- Nearly 30 counties and districts in northwest China are experiencing drought amid high temperatures and low levels of rainfall.
- Mining projects in Mexico are being delayed by issues obtaining water permits.
- In an unprecedented joint statement, hundreds of medical journals said climate change is the biggest threat to global public health.
The UK Environment Agency told water firms to temporarily reduce the amount of chemicals used to treat wastewater amid distribution issues.
“Inevitably these issues are now beginning to impact our water supply. As such we’re now calling on government for urgent and increased action to help tackle these issues.” – Tim Doggett, chief executive of the CBA. Amid a shortage of truck drivers, the UK Environment Agency has temporarily given water firms permissions to reduce the amount of chemicals used for wastewater treatment. The BBC reports Water UK said there was no shortage of chemicals, just issues with distribution.
President Biden Visits East Coast Communities Devastated By Hurricane Ida
President Joe Biden visited communities in New York and New Jersey that were devastated by the remnants of Hurricane Ida. The trip, The New York Times reports, aimed to build support for an infrastructure package Biden has promised would help safeguard against future storms. The governors of both New York and New Jersey announced the Biden administration had declared areas in both states major disaster zones and they had been granted federal aid money.
TODAY’S TOP WATER STORIES, TOLD IN NUMBERS
In the Chinese province of Gansu, more than 27 counties and districts are experiencing drought due to high temperatures and low precipitation. ANI News reports that the drought conditions are expected to continue, affecting more than 1.51 million people and tens-of-thousands of hectares of crops.
Mining projects in Mexico are being delayed by issues with obtaining environmental and water permits, Reuters reports. According to the sector chamber Camimex, 18 project permits worth nearly $2.8 billion are still waiting approval.
ON THE RADAR
In an unprecedented joint statement, over 200 medical journals warned that climate change poses the biggest threat to global public health, NPR reports. The editors of the statement urge wealthier countries to take the lead on climate adaptation measures by cutting emissions beyond what is currently promised. In the United States, public health systems are already under strain from a climate catastrophes like flooding and heatwaves.

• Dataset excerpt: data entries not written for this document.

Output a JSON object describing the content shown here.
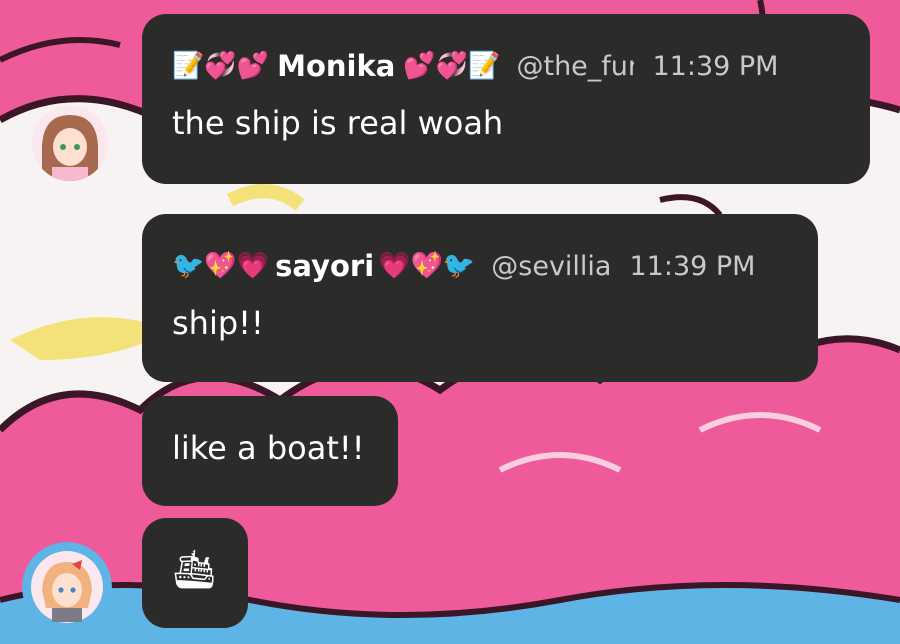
{
  "colors": {
    "bubble": "#2b2b2a",
    "pink": "#ee5a9a",
    "outline": "#3a1626",
    "yellow": "#f3e27a",
    "sky": "#5fb4e6",
    "text": "#ffffff",
    "meta": "#c9c9c9"
  },
  "messages": [
    {
      "author": "Monika",
      "handle": "@the_fun",
      "time": "11:39 PM",
      "emoji_before": "📝💞💕",
      "emoji_after": "💕💞📝",
      "text": "the ship is real woah"
    },
    {
      "author": "sayori",
      "handle": "@sevillia",
      "time": "11:39 PM",
      "emoji_before": "🐦💖💗",
      "emoji_after": "💗💖🐦",
      "text": "ship!!"
    },
    {
      "text": "like a boat!!"
    },
    {
      "text": "🛳"
    }
  ],
  "avatars": [
    {
      "icon": "monika-avatar"
    },
    {
      "icon": "sayori-avatar"
    }
  ]
}
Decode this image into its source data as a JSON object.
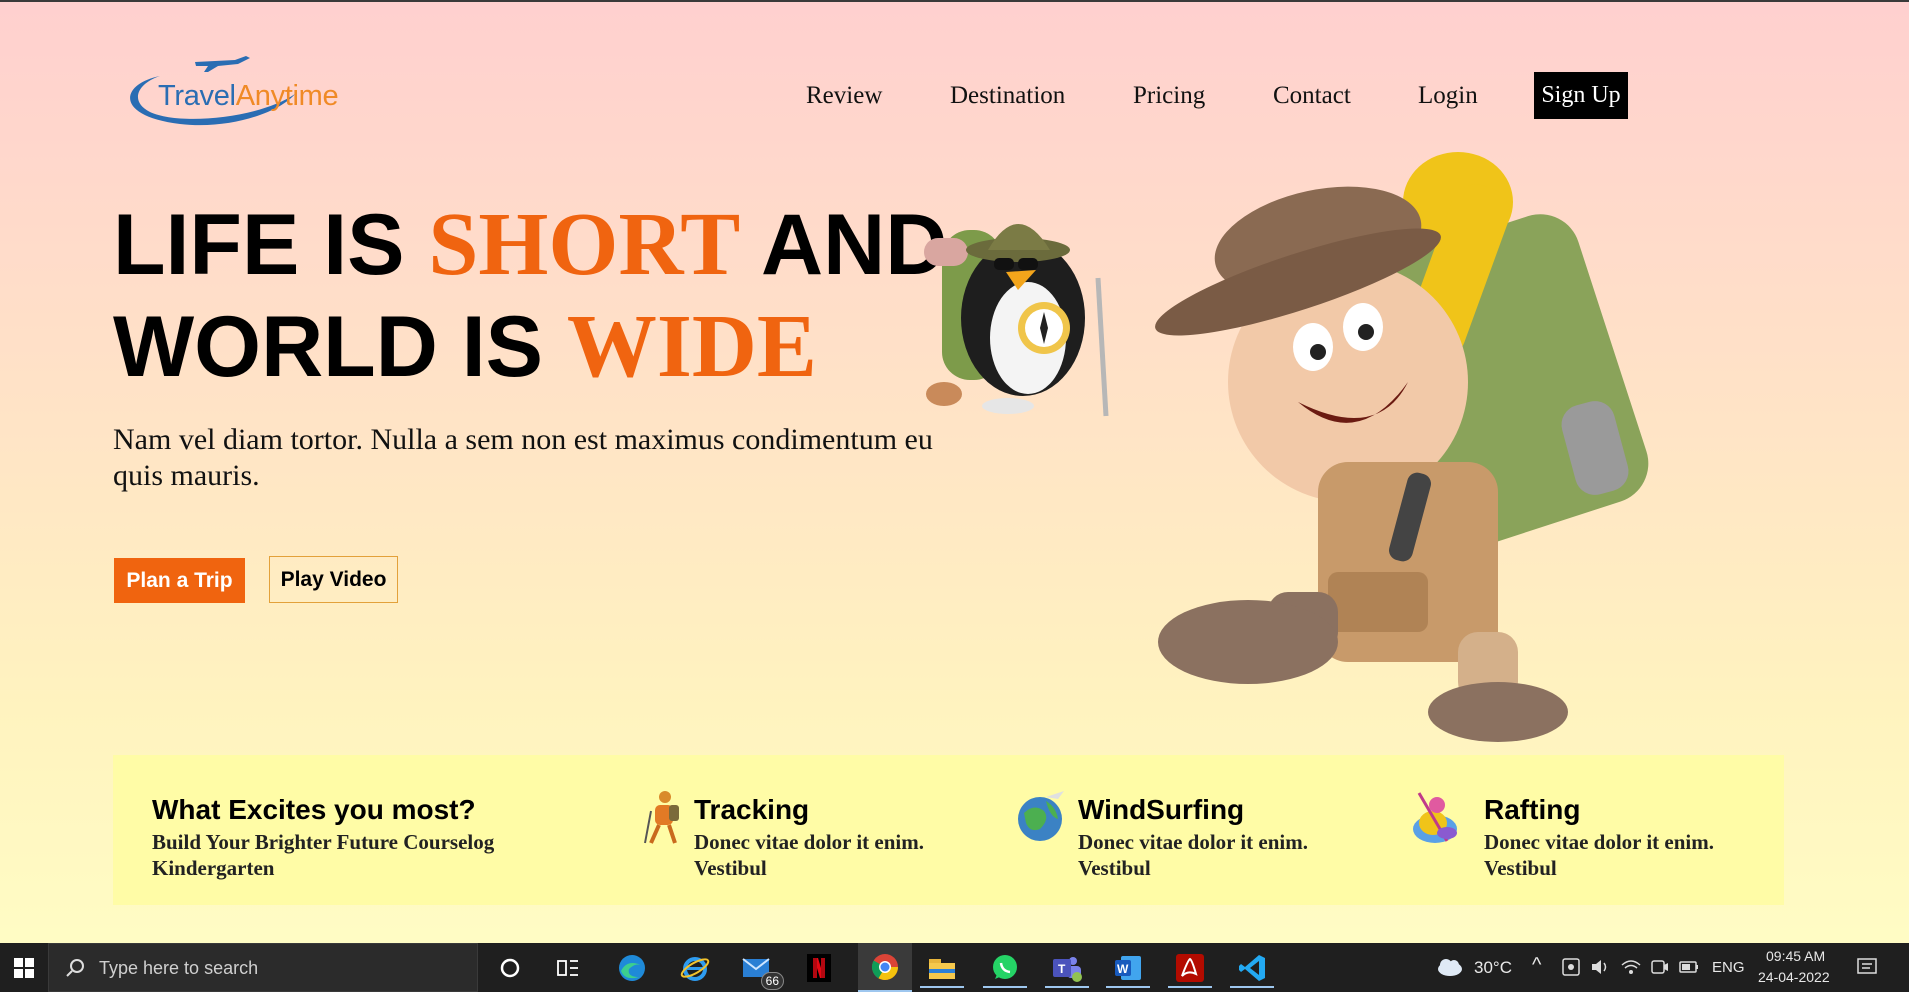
{
  "logo": {
    "part1": "Travel",
    "part2": "Anytime"
  },
  "nav": {
    "items": [
      "Review",
      "Destination",
      "Pricing",
      "Contact",
      "Login"
    ],
    "signup_label": "Sign Up"
  },
  "hero": {
    "line1_a": "LIFE IS ",
    "line1_accent": "SHORT",
    "line1_b": " AND",
    "line2_a": "WORLD IS ",
    "line2_accent": "WIDE",
    "subtitle": "Nam vel diam tortor. Nulla a sem non est maximus condimentum eu quis mauris.",
    "primary_button": "Plan a Trip",
    "secondary_button": "Play Video"
  },
  "features": {
    "intro_title": "What Excites you most?",
    "intro_text": "Build Your Brighter Future Courselog Kindergarten",
    "items": [
      {
        "title": "Tracking",
        "text": "Donec vitae dolor it enim. Vestibul",
        "icon": "hiker-icon"
      },
      {
        "title": "WindSurfing",
        "text": "Donec vitae dolor it enim. Vestibul",
        "icon": "globe-plane-icon"
      },
      {
        "title": "Rafting",
        "text": "Donec vitae dolor it enim. Vestibul",
        "icon": "rafting-icon"
      }
    ]
  },
  "taskbar": {
    "search_placeholder": "Type here to search",
    "mail_badge": "66",
    "weather": "30°C",
    "language": "ENG",
    "time": "09:45 AM",
    "date": "24-04-2022",
    "apps": [
      "task-view-icon",
      "edge-icon",
      "internet-explorer-icon",
      "mail-icon",
      "netflix-icon",
      "chrome-icon",
      "file-explorer-icon",
      "whatsapp-icon",
      "teams-icon",
      "word-icon",
      "acrobat-icon",
      "vscode-icon"
    ]
  },
  "colors": {
    "accent": "#f0640f",
    "background_top": "#ffd0cf",
    "background_bottom": "#fffcc4",
    "feature_band": "#fffca6"
  }
}
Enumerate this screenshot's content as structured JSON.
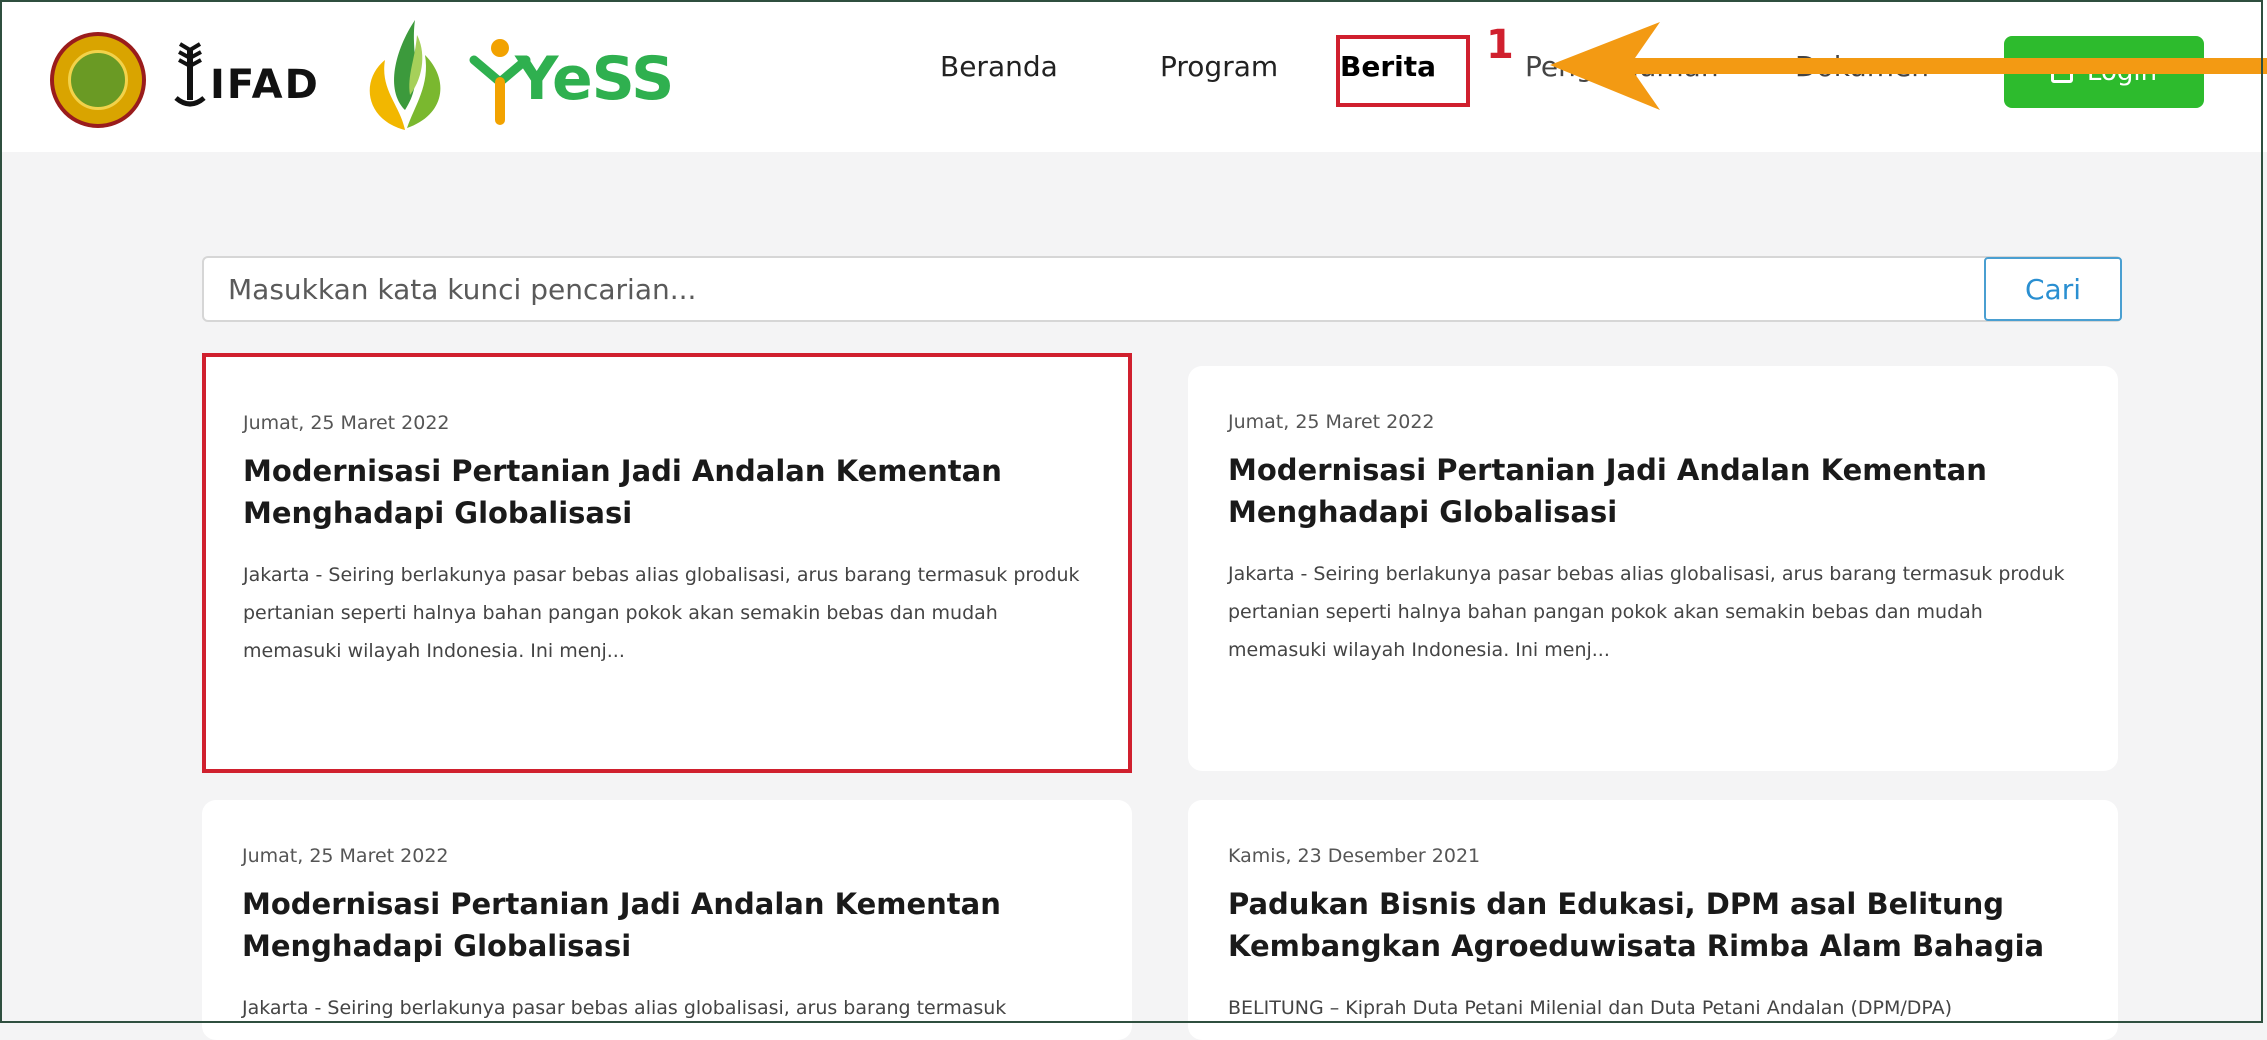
{
  "header": {
    "logos": {
      "ifad": "IFAD",
      "yess": "YeSS"
    },
    "nav": {
      "beranda": "Beranda",
      "program": "Program",
      "berita": "Berita",
      "pengumuman": "Pengumuman",
      "dokumen": "Dokumen"
    },
    "login_label": "Login",
    "step_number": "1"
  },
  "search": {
    "placeholder": "Masukkan kata kunci pencarian...",
    "button_label": "Cari"
  },
  "articles": [
    {
      "date": "Jumat, 25 Maret 2022",
      "title": "Modernisasi Pertanian Jadi Andalan Kementan Menghadapi Globalisasi",
      "excerpt": "Jakarta - Seiring berlakunya pasar bebas alias globalisasi, arus barang termasuk produk pertanian seperti halnya bahan pangan pokok akan semakin bebas dan mudah memasuki wilayah Indonesia. Ini menj..."
    },
    {
      "date": "Jumat, 25 Maret 2022",
      "title": "Modernisasi Pertanian Jadi Andalan Kementan Menghadapi Globalisasi",
      "excerpt": "Jakarta - Seiring berlakunya pasar bebas alias globalisasi, arus barang termasuk produk pertanian seperti halnya bahan pangan pokok akan semakin bebas dan mudah memasuki wilayah Indonesia. Ini menj..."
    },
    {
      "date": "Jumat, 25 Maret 2022",
      "title": "Modernisasi Pertanian Jadi Andalan Kementan Menghadapi Globalisasi",
      "excerpt": "Jakarta - Seiring berlakunya pasar bebas alias globalisasi, arus barang termasuk"
    },
    {
      "date": "Kamis, 23 Desember 2021",
      "title": "Padukan Bisnis dan Edukasi, DPM asal Belitung Kembangkan Agroeduwisata Rimba Alam Bahagia",
      "excerpt": "BELITUNG – Kiprah Duta Petani Milenial dan Duta Petani Andalan (DPM/DPA)"
    }
  ],
  "colors": {
    "accent_green": "#2dbb2d",
    "highlight_red": "#d0202e",
    "arrow_orange": "#f39a13",
    "search_blue": "#4a9fd1"
  }
}
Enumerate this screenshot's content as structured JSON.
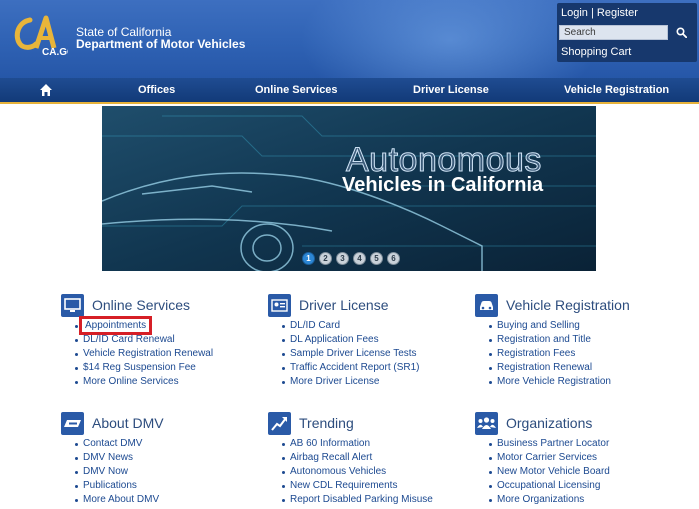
{
  "header": {
    "logo_text": "CA.GOV",
    "state_title": "State of California",
    "dept_title": "Department of Motor Vehicles"
  },
  "account": {
    "login": "Login",
    "separator": "|",
    "register": "Register",
    "search_placeholder": "Search",
    "shopping_cart": "Shopping Cart"
  },
  "nav": {
    "home_icon": "home-icon",
    "items": [
      "Offices",
      "Online Services",
      "Driver License",
      "Vehicle Registration"
    ]
  },
  "banner": {
    "title1": "Autonomous",
    "title2": "Vehicles in California",
    "slides": [
      "1",
      "2",
      "3",
      "4",
      "5",
      "6"
    ],
    "active_slide": "1"
  },
  "sections": [
    {
      "title": "Online Services",
      "icon": "monitor-icon",
      "links": [
        "Appointments",
        "DL/ID Card Renewal",
        "Vehicle Registration Renewal",
        "$14 Reg Suspension Fee",
        "More Online Services"
      ],
      "highlighted": "Appointments"
    },
    {
      "title": "Driver License",
      "icon": "id-card-icon",
      "links": [
        "DL/ID Card",
        "DL Application Fees",
        "Sample Driver License Tests",
        "Traffic Accident Report (SR1)",
        "More Driver License"
      ]
    },
    {
      "title": "Vehicle Registration",
      "icon": "car-icon",
      "links": [
        "Buying and Selling",
        "Registration and Title",
        "Registration Fees",
        "Registration Renewal",
        "More Vehicle Registration"
      ]
    },
    {
      "title": "About DMV",
      "icon": "dmv-logo-icon",
      "links": [
        "Contact DMV",
        "DMV News",
        "DMV Now",
        "Publications",
        "More About DMV"
      ]
    },
    {
      "title": "Trending",
      "icon": "trending-up-icon",
      "links": [
        "AB 60 Information",
        "Airbag Recall Alert",
        "Autonomous Vehicles",
        "New CDL Requirements",
        "Report Disabled Parking Misuse"
      ]
    },
    {
      "title": "Organizations",
      "icon": "people-icon",
      "links": [
        "Business Partner Locator",
        "Motor Carrier Services",
        "New Motor Vehicle Board",
        "Occupational Licensing",
        "More Organizations"
      ]
    }
  ],
  "colors": {
    "header_blue": "#2f62b4",
    "nav_blue": "#123a78",
    "accent_gold": "#e6b23a",
    "link_blue": "#1d4a91",
    "highlight_red": "#d61f26"
  }
}
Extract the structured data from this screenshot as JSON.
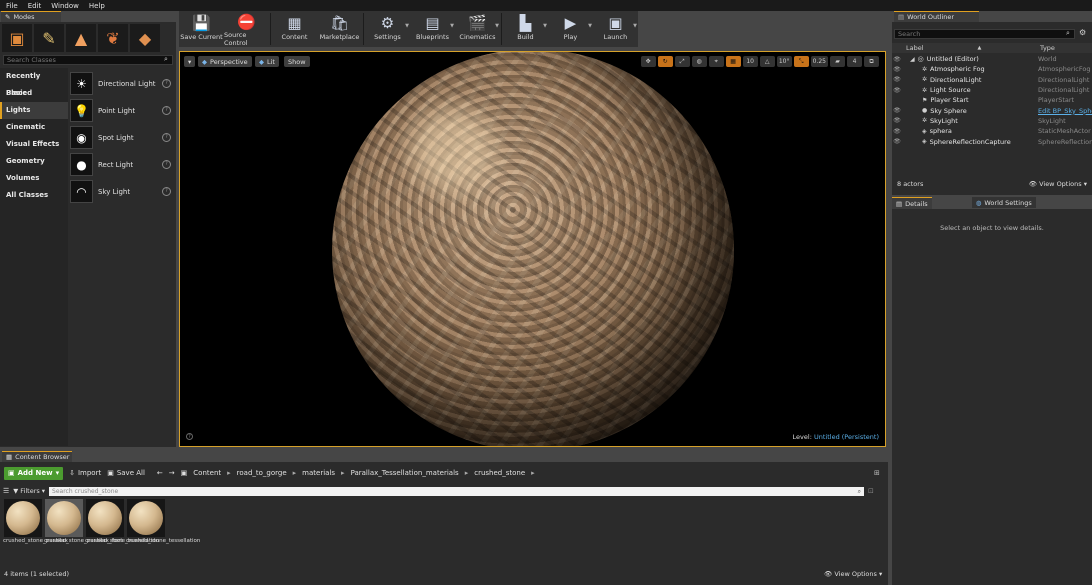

Jane is a Communications Associate for Circle of Blue. She writes The Stream and has covered domestic and international water issues for Circle of Blue. She is a recent graduate of Grand Valley State University, where she studied Multimedia Journalism and Women, Gender and Sexuality Studies. During her time at Grand Valley, she was the host of the Community Service Learning Center podcast Be the Change. Currently based in Grand Rapids, Michigan, Jane enjoys listening to music, reading and spending time outdoors.